Bessant said she went to work for a Bank of America predecessor company in the 1980s. She said she had to relocate multiple times across the country as she moved up in her banking career.
“I got so good at it – this is not a lie – that I used to call my real estate agent before I called my husband to tell him we were moving,” she said.
The four women all have ties to the Charlotte Chamber. Three are past chamber chairs: Bessant; Muriel Sheubrooks, past partner of Greater Carolinas Real Estate; and Pat Rodgers, CEO of construction company Rodgers Builders.
The fourth, Andrea Smith, chief administrative officer for Bank of America, will chair the Chamber in 2017.
A look at other advice and observations the women shared:
- Bessant said Charlotte is no longer a place where a handful of powerful leaders have outsized influence on its fate. But that change is necessary, she said.
- Smith said women must advocate for themselves in the workplace.
- Rodgers, who went from part-time receptionist to getting her contractor’s license to running the company, said she took advantage of opportunities as they came at her.
- Sheubrooks, who in 1995 became the first woman to chair the Charlotte Chamber, said it’s important for women not be afraid to ask others for help in their careers.
“Decentralization of power and civic leadership is what a big-time city has to strive for,” she said.
“Don’t assume people,” she said, “know where you want to go just because you’ve done well in your job.”
“My boss came to me and said, ‘Would you like to take flying lessons? We’re buying a plane.’ I went, ‘Sure,’ and I did,” she said.
“If you think you’re a minority, if you think you’re at a disadvantage, you will be at a disadvantage.”

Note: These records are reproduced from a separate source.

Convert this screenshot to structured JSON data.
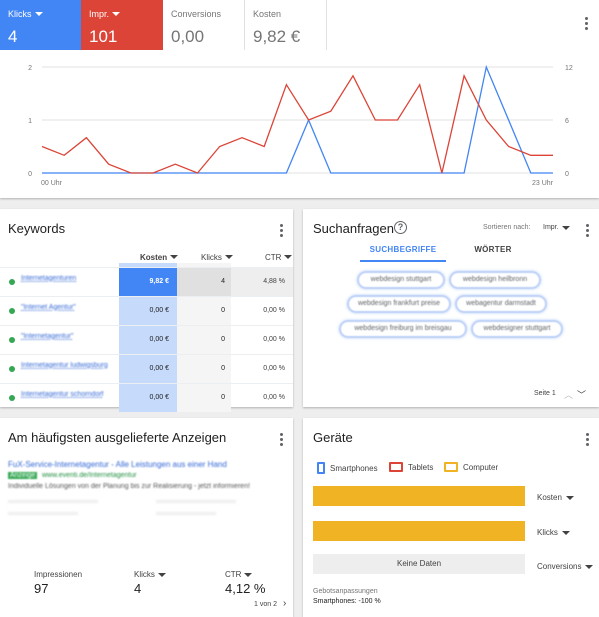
{
  "metrics": [
    {
      "label": "Klicks",
      "value": "4"
    },
    {
      "label": "Impr.",
      "value": "101"
    },
    {
      "label": "Conversions",
      "value": "0,00"
    },
    {
      "label": "Kosten",
      "value": "9,82 €"
    }
  ],
  "colors": {
    "blue": "#4285f4",
    "red": "#db4437",
    "green": "#34a853",
    "yellow": "#f0b323"
  },
  "chart_data": {
    "type": "line",
    "x_start_label": "00 Uhr",
    "x_end_label": "23 Uhr",
    "left_axis_ticks": [
      "0",
      "1",
      "2"
    ],
    "right_axis_ticks": [
      "0",
      "6",
      "12"
    ],
    "ylim_left": [
      0,
      2
    ],
    "ylim_right": [
      0,
      12
    ],
    "series": [
      {
        "axis": "left",
        "color": "#4285f4",
        "values": [
          0,
          0,
          0,
          0,
          0,
          0,
          0,
          0,
          0,
          0,
          0,
          0,
          1,
          0,
          0,
          0,
          0,
          0,
          0,
          0,
          2,
          1,
          0,
          0
        ]
      },
      {
        "axis": "right",
        "color": "#db4437",
        "values": [
          3,
          2,
          4,
          1,
          0,
          0,
          1,
          0,
          3,
          4,
          3,
          10,
          6,
          7,
          11,
          6,
          6,
          10,
          0,
          11,
          6,
          3,
          2,
          2
        ]
      }
    ]
  },
  "keywords": {
    "title": "Keywords",
    "col_kosten": "Kosten",
    "col_klicks": "Klicks",
    "col_ctr": "CTR",
    "rows": [
      {
        "name": "Internetagenturen",
        "kosten": "9,82 €",
        "klicks": "4",
        "ctr": "4,88 %"
      },
      {
        "name": "\"Internet Agentur\"",
        "kosten": "0,00 €",
        "klicks": "0",
        "ctr": "0,00 %"
      },
      {
        "name": "\"Internetagentur\"",
        "kosten": "0,00 €",
        "klicks": "0",
        "ctr": "0,00 %"
      },
      {
        "name": "Internetagentur ludwigsburg",
        "kosten": "0,00 €",
        "klicks": "0",
        "ctr": "0,00 %"
      },
      {
        "name": "Internetagentur schorndorf",
        "kosten": "0,00 €",
        "klicks": "0",
        "ctr": "0,00 %"
      }
    ]
  },
  "search": {
    "title": "Suchanfragen",
    "sort_label": "Sortieren nach:",
    "sort_value": "Impr.",
    "tab_terms": "SUCHBEGRIFFE",
    "tab_words": "WÖRTER",
    "chips": [
      "webdesign stuttgart",
      "webdesign heilbronn",
      "webdesign frankfurt preise",
      "webagentur darmstadt",
      "webdesign freiburg im breisgau",
      "webdesigner stuttgart"
    ],
    "page": "Seite 1"
  },
  "ads": {
    "title": "Am häufigsten ausgelieferte Anzeigen",
    "ad_headline": "FuX-Service-Internetagentur - Alle Leistungen aus einer Hand",
    "ad_badge": "Anzeige",
    "ad_url": "www.eventi.de/Internetagentur",
    "ad_desc": "Individuelle Lösungen von der Planung bis zur Realisierung - jetzt informieren!",
    "impressions_label": "Impressionen",
    "impressions_value": "97",
    "klicks_label": "Klicks",
    "klicks_value": "4",
    "ctr_label": "CTR",
    "ctr_value": "4,12 %",
    "pager": "1 von 2"
  },
  "devices": {
    "title": "Geräte",
    "legend": [
      "Smartphones",
      "Tablets",
      "Computer"
    ],
    "bar_labels": [
      "Kosten",
      "Klicks",
      "Conversions"
    ],
    "no_data": "Keine Daten",
    "adjust_label": "Gebotsanpassungen",
    "adjust_value": "Smartphones: -100 %"
  }
}
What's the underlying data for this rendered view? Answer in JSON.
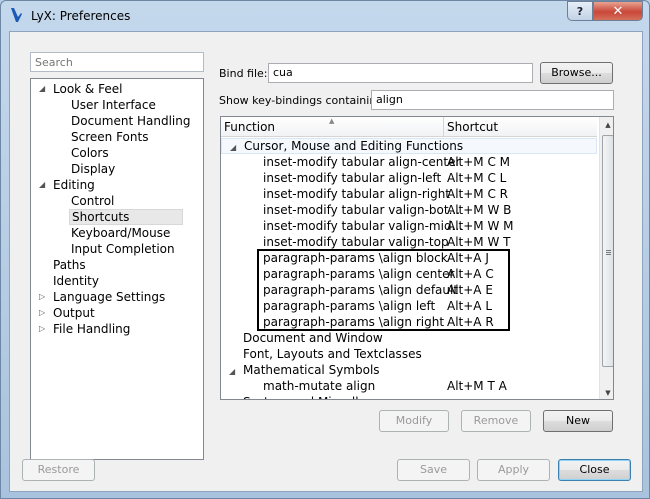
{
  "window": {
    "title": "LyX: Preferences",
    "help_glyph": "?",
    "close_glyph": "✕"
  },
  "search": {
    "placeholder": "Search"
  },
  "tree": [
    {
      "label": "Look & Feel",
      "level": 0,
      "expanded": true
    },
    {
      "label": "User Interface",
      "level": 1
    },
    {
      "label": "Document Handling",
      "level": 1
    },
    {
      "label": "Screen Fonts",
      "level": 1
    },
    {
      "label": "Colors",
      "level": 1
    },
    {
      "label": "Display",
      "level": 1
    },
    {
      "label": "Editing",
      "level": 0,
      "expanded": true
    },
    {
      "label": "Control",
      "level": 1
    },
    {
      "label": "Shortcuts",
      "level": 1,
      "selected": true
    },
    {
      "label": "Keyboard/Mouse",
      "level": 1
    },
    {
      "label": "Input Completion",
      "level": 1
    },
    {
      "label": "Paths",
      "level": 0
    },
    {
      "label": "Identity",
      "level": 0
    },
    {
      "label": "Language Settings",
      "level": 0,
      "collapsed": true
    },
    {
      "label": "Output",
      "level": 0,
      "collapsed": true
    },
    {
      "label": "File Handling",
      "level": 0,
      "collapsed": true
    }
  ],
  "bind_file": {
    "label": "Bind file:",
    "value": "cua",
    "browse_label": "Browse..."
  },
  "filter": {
    "label": "Show key-bindings containing:",
    "value": "align"
  },
  "table": {
    "columns": [
      "Function",
      "Shortcut"
    ],
    "rows": [
      {
        "fn": "Cursor, Mouse and Editing Functions",
        "sc": "",
        "level": 0,
        "expanded": true,
        "hl": true
      },
      {
        "fn": "inset-modify tabular align-center",
        "sc": "Alt+M C M",
        "level": 1
      },
      {
        "fn": "inset-modify tabular align-left",
        "sc": "Alt+M C L",
        "level": 1
      },
      {
        "fn": "inset-modify tabular align-right",
        "sc": "Alt+M C R",
        "level": 1
      },
      {
        "fn": "inset-modify tabular valign-bot...",
        "sc": "Alt+M W B",
        "level": 1
      },
      {
        "fn": "inset-modify tabular valign-mid...",
        "sc": "Alt+M W M",
        "level": 1
      },
      {
        "fn": "inset-modify tabular valign-top",
        "sc": "Alt+M W T",
        "level": 1
      },
      {
        "fn": "paragraph-params \\align block",
        "sc": "Alt+A J",
        "level": 1
      },
      {
        "fn": "paragraph-params \\align center",
        "sc": "Alt+A C",
        "level": 1
      },
      {
        "fn": "paragraph-params \\align default",
        "sc": "Alt+A E",
        "level": 1
      },
      {
        "fn": "paragraph-params \\align left",
        "sc": "Alt+A L",
        "level": 1
      },
      {
        "fn": "paragraph-params \\align right",
        "sc": "Alt+A R",
        "level": 1
      },
      {
        "fn": "Document and Window",
        "sc": "",
        "level": 0
      },
      {
        "fn": "Font, Layouts and Textclasses",
        "sc": "",
        "level": 0
      },
      {
        "fn": "Mathematical Symbols",
        "sc": "",
        "level": 0,
        "expanded": true
      },
      {
        "fn": "math-mutate align",
        "sc": "Alt+M T A",
        "level": 1
      },
      {
        "fn": "System and Miscellaneous",
        "sc": "",
        "level": 0
      }
    ]
  },
  "buttons": {
    "modify": "Modify",
    "remove": "Remove",
    "new": "New",
    "restore": "Restore",
    "save": "Save",
    "apply": "Apply",
    "close": "Close"
  },
  "colors": {
    "title_bar": "#b8cfe5",
    "close_button": "#c9473a",
    "highlight_border": "#000000"
  }
}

“Without those people that you have around you that make you better, you’re not going to accomplish anything,” she said.